# [WHAT THE EXERCISE ASKS]
Output the listing below verbatim, from its first line to its last.

# [SUPPLIED DATA]
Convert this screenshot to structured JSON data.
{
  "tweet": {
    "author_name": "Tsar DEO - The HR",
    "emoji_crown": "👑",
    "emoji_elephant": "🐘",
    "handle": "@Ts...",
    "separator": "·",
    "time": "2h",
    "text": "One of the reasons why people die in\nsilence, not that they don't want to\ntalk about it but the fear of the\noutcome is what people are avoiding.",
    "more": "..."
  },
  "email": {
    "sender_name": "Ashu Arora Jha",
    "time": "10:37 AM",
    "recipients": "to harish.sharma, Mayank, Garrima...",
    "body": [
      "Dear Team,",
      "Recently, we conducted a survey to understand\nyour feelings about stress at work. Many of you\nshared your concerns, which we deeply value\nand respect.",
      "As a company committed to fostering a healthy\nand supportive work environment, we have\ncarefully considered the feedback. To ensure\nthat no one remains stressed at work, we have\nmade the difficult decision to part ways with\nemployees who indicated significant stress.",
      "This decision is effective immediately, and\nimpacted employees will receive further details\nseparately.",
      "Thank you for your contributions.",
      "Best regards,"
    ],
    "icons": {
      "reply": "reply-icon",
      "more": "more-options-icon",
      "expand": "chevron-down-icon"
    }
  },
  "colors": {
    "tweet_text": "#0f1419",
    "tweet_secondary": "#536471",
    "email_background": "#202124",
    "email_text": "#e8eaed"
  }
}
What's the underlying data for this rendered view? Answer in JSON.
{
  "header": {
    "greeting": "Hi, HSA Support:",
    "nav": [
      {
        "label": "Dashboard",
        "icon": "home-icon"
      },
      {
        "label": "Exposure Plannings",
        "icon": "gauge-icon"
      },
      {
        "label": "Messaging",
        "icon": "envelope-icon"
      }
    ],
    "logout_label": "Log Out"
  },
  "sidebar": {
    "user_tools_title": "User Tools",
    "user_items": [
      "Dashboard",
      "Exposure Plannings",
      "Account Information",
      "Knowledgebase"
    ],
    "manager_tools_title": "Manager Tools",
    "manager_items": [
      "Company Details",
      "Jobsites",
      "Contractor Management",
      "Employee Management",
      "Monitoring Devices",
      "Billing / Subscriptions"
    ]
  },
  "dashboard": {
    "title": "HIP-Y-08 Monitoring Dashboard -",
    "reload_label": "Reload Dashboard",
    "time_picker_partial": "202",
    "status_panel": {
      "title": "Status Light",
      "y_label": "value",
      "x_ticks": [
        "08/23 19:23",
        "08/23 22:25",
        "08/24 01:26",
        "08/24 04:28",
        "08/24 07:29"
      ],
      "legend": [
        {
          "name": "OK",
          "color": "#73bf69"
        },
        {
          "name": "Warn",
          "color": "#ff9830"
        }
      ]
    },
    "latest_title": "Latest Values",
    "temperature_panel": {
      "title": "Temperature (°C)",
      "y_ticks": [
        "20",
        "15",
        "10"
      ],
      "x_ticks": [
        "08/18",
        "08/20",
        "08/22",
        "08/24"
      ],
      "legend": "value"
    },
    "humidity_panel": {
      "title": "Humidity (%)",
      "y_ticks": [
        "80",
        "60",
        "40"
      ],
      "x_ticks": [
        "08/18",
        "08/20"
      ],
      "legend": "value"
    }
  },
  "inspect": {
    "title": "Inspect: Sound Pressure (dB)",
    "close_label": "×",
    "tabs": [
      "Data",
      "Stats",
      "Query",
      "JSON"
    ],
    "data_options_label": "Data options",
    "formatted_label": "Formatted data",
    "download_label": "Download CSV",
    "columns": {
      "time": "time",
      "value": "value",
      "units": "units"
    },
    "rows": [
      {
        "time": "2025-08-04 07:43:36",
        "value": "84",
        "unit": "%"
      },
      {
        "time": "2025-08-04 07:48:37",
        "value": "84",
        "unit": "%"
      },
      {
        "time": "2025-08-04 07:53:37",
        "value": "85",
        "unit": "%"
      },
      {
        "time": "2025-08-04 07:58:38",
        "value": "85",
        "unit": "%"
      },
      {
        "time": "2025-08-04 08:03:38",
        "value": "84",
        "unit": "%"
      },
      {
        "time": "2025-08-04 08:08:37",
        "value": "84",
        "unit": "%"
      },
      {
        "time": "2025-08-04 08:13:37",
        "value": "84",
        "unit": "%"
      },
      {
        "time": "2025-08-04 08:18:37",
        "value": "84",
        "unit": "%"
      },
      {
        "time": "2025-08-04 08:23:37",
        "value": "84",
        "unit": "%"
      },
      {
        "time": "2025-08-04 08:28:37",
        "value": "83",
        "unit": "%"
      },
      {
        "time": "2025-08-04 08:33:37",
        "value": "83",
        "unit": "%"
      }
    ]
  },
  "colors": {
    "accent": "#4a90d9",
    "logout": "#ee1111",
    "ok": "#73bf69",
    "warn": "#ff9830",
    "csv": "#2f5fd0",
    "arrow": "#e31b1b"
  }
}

# [ANSWER TO THE EXERCISE]
Convert this screenshot to structured JSON data.
{
  "tweet": {
    "author_name": "Tsar DEO - The HR",
    "emoji_crown": "👑",
    "emoji_elephant": "🐘",
    "handle": "@Ts...",
    "separator": "·",
    "time": "2h",
    "text": "One of the reasons why people die in\nsilence, not that they don't want to\ntalk about it but the fear of the\noutcome is what people are avoiding.",
    "more": "..."
  },
  "email": {
    "sender_name": "Ashu Arora Jha",
    "time": "10:37 AM",
    "recipients": "to harish.sharma, Mayank, Garrima...",
    "body": [
      "Dear Team,",
      "Recently, we conducted a survey to understand\nyour feelings about stress at work. Many of you\nshared your concerns, which we deeply value\nand respect.",
      "As a company committed to fostering a healthy\nand supportive work environment, we have\ncarefully considered the feedback. To ensure\nthat no one remains stressed at work, we have\nmade the difficult decision to part ways with\nemployees who indicated significant stress.",
      "This decision is effective immediately, and\nimpacted employees will receive further details\nseparately.",
      "Thank you for your contributions.",
      "Best regards,"
    ],
    "icons": {
      "reply": "reply-icon",
      "more": "more-options-icon",
      "expand": "chevron-down-icon"
    }
  },
  "colors": {
    "tweet_text": "#0f1419",
    "tweet_secondary": "#536471",
    "email_background": "#202124",
    "email_text": "#e8eaed"
  }
}
What's the underlying data for this rendered view? Answer in JSON.
{
  "header": {
    "greeting": "Hi, HSA Support:",
    "nav": [
      {
        "label": "Dashboard",
        "icon": "home-icon"
      },
      {
        "label": "Exposure Plannings",
        "icon": "gauge-icon"
      },
      {
        "label": "Messaging",
        "icon": "envelope-icon"
      }
    ],
    "logout_label": "Log Out"
  },
  "sidebar": {
    "user_tools_title": "User Tools",
    "user_items": [
      "Dashboard",
      "Exposure Plannings",
      "Account Information",
      "Knowledgebase"
    ],
    "manager_tools_title": "Manager Tools",
    "manager_items": [
      "Company Details",
      "Jobsites",
      "Contractor Management",
      "Employee Management",
      "Monitoring Devices",
      "Billing / Subscriptions"
    ]
  },
  "dashboard": {
    "title": "HIP-Y-08 Monitoring Dashboard -",
    "reload_label": "Reload Dashboard",
    "time_picker_partial": "202",
    "status_panel": {
      "title": "Status Light",
      "y_label": "value",
      "x_ticks": [
        "08/23 19:23",
        "08/23 22:25",
        "08/24 01:26",
        "08/24 04:28",
        "08/24 07:29"
      ],
      "legend": [
        {
          "name": "OK",
          "color": "#73bf69"
        },
        {
          "name": "Warn",
          "color": "#ff9830"
        }
      ]
    },
    "latest_title": "Latest Values",
    "temperature_panel": {
      "title": "Temperature (°C)",
      "y_ticks": [
        "20",
        "15",
        "10"
      ],
      "x_ticks": [
        "08/18",
        "08/20",
        "08/22",
        "08/24"
      ],
      "legend": "value"
    },
    "humidity_panel": {
      "title": "Humidity (%)",
      "y_ticks": [
        "80",
        "60",
        "40"
      ],
      "x_ticks": [
        "08/18",
        "08/20"
      ],
      "legend": "value"
    }
  },
  "inspect": {
    "title": "Inspect: Sound Pressure (dB)",
    "close_label": "×",
    "tabs": [
      "Data",
      "Stats",
      "Query",
      "JSON"
    ],
    "data_options_label": "Data options",
    "formatted_label": "Formatted data",
    "download_label": "Download CSV",
    "columns": {
      "time": "time",
      "value": "value",
      "units": "units"
    },
    "rows": [
      {
        "time": "2025-08-04 07:43:36",
        "value": "84",
        "unit": "%"
      },
      {
        "time": "2025-08-04 07:48:37",
        "value": "84",
        "unit": "%"
      },
      {
        "time": "2025-08-04 07:53:37",
        "value": "85",
        "unit": "%"
      },
      {
        "time": "2025-08-04 07:58:38",
        "value": "85",
        "unit": "%"
      },
      {
        "time": "2025-08-04 08:03:38",
        "value": "84",
        "unit": "%"
      },
      {
        "time": "2025-08-04 08:08:37",
        "value": "84",
        "unit": "%"
      },
      {
        "time": "2025-08-04 08:13:37",
        "value": "84",
        "unit": "%"
      },
      {
        "time": "2025-08-04 08:18:37",
        "value": "84",
        "unit": "%"
      },
      {
        "time": "2025-08-04 08:23:37",
        "value": "84",
        "unit": "%"
      },
      {
        "time": "2025-08-04 08:28:37",
        "value": "83",
        "unit": "%"
      },
      {
        "time": "2025-08-04 08:33:37",
        "value": "83",
        "unit": "%"
      }
    ]
  },
  "colors": {
    "accent": "#4a90d9",
    "logout": "#ee1111",
    "ok": "#73bf69",
    "warn": "#ff9830",
    "csv": "#2f5fd0",
    "arrow": "#e31b1b"
  }
}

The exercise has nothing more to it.